Of Chimps and Men: Bodies Alike, Minds Different
April 12, 2002; Washington, D.C. (AP) -- As different as chimps and humans look, they're mostly identical genetically -- except for their brains. A team of European and American researchers compared gene activity in the brains, liver, and blood of chimpanzees and humans. They found that the two share about 98.7 percent of the same genes and have very similar body tissues. But " human brains have about five times more genetic activity," according to the study appearing Friday in the journal Science
"There were many genetic changes that occurred on the way to developing humans," said Dr. Ajit Varki, a Professor of Medicine at the University of California, San Diego, and co-author of the study. "This study suggests that changes in the brain were one of the main ways that humans evolved away from chimps."
"There are many people who have spoken out about the differences, but they have really oversimplified things," said Dr. Elaine V. Muchmore, a researcher at the Veterans Affairs San Diego Healthcare System and a UCSD Professor of Medicine. "The human brain is a very, very complicated organ and this study validates that," said Muchmore, a co-author of the study. Chimpanzees are more closely related to humans than any other primate. The two are thought to have shared a common ancestor [5 - 7] million years ago, although just what that ancient primate looked like is unknown. Since then, "chimps and humans have evolved separately, with humans developing a brain about twice the size of a chimp's brain," said Varki.
The study also examined gene activity in the liver, brain, and blood of the Orangutan, which is another type of ape like the chimp, and the Rhesus macaque monkey. The researchers found that although the chimp's tissue and blood resembled that of humans, the gene activity in the animal's brain was more like that of the monkey.
"If you look at the blood of the chimp and the human, it is very hard to tell them apart," said Varki, a blood expert. "Humans are expressing more gene differences in the brain, and that is what enables us to do what we can do."
"Monkeys, humans, and chimps are thought to have had a common ancestor about 13 million years ago," Varki said. The researcher said "The genetic comparison of chimps and humans might lead to better therapies for human disease." "With an understanding of the differences between humans and chimpanzees, we may be able to learn more about the genetics underlying diseases that harm humans, but not chimpanzees," said Varki.

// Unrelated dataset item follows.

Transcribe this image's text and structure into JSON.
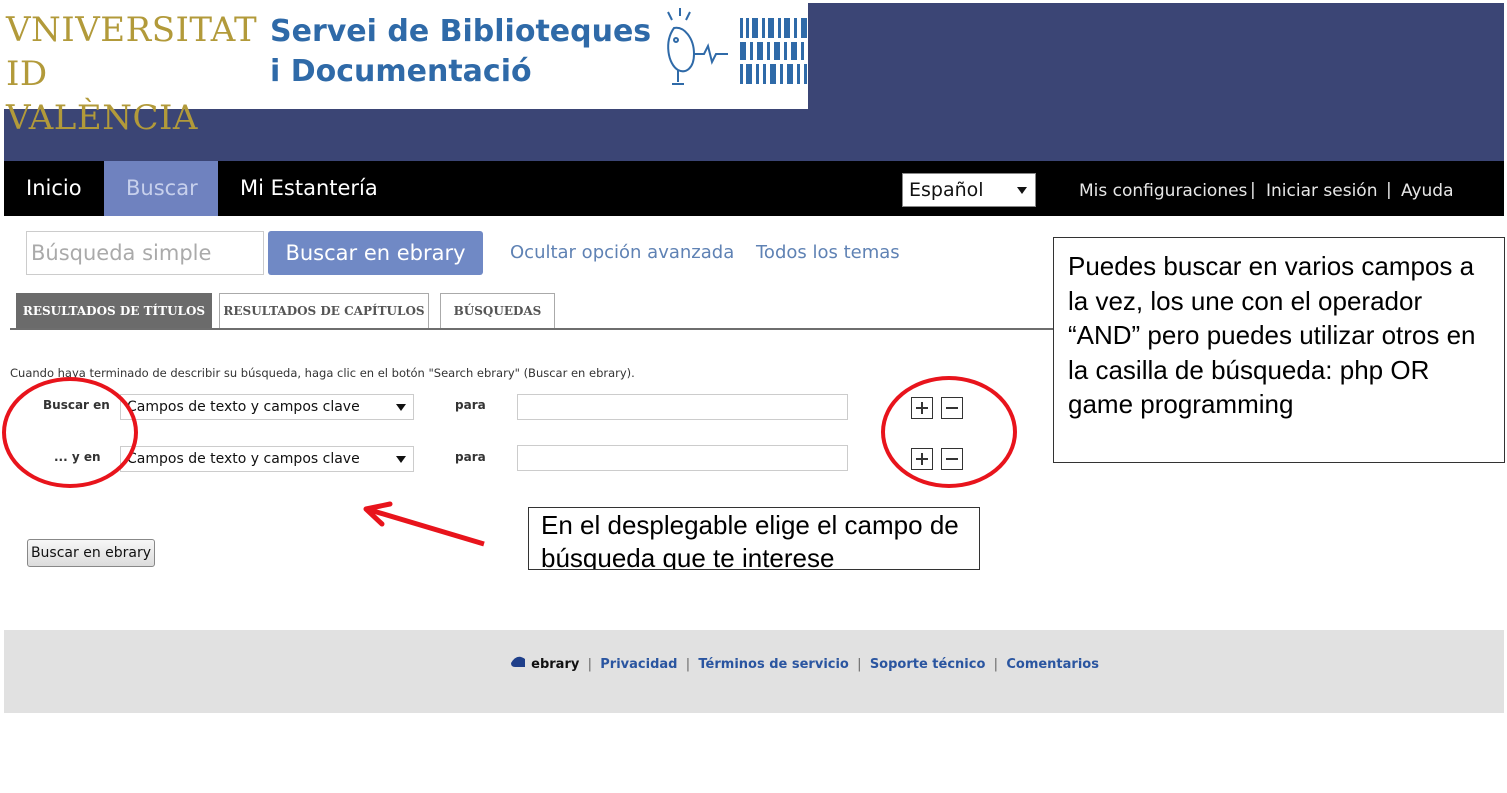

He noted that chimps can become infected with HIV, the AIDS virus, and never get sick. They also suffer no ill effects from an infection by Plasmodium falciparum, the most serious form of Malaria and a fatal disease for thousands of humans each year. Varki said that "By searching for an explanation for this different response to disease, researchers may find genes that protect the chimp but are missing in humans. This could lead, perhaps, to new cures," he said. But Varki said "The research does not mean that chimps should be turned into laboratory animals." He said that "Chimps are so closely related to humans that he believes research on chimps should follow the same principles as research on humans."
Mark D. Shriver, a University of Pennsylvania researcher into early human history, said "the study found the pattern you would expect when comparing chimps and humans." But he said that "for the findings to be definitive, the researchers need to study gene activity in more tissues from all the species."
Dr. Maynard Olson, a gene researcher at the University of Washington in Seattle, said that "The human-chimp study 'is a start,' but that much more work needs to be done." "The problem of developing an understanding of the molecular differences between humans and chimpanzees is both a fascinating and an enormous one," said Olson.
The senior author of the paper is Svante Paabo, while the first authors are Wolfgang Enard and Philipp Khaltovich, all of the Max Planck Institute in Leipzig, GERMANY. There are also two co-authors from institutes in The Netherlands.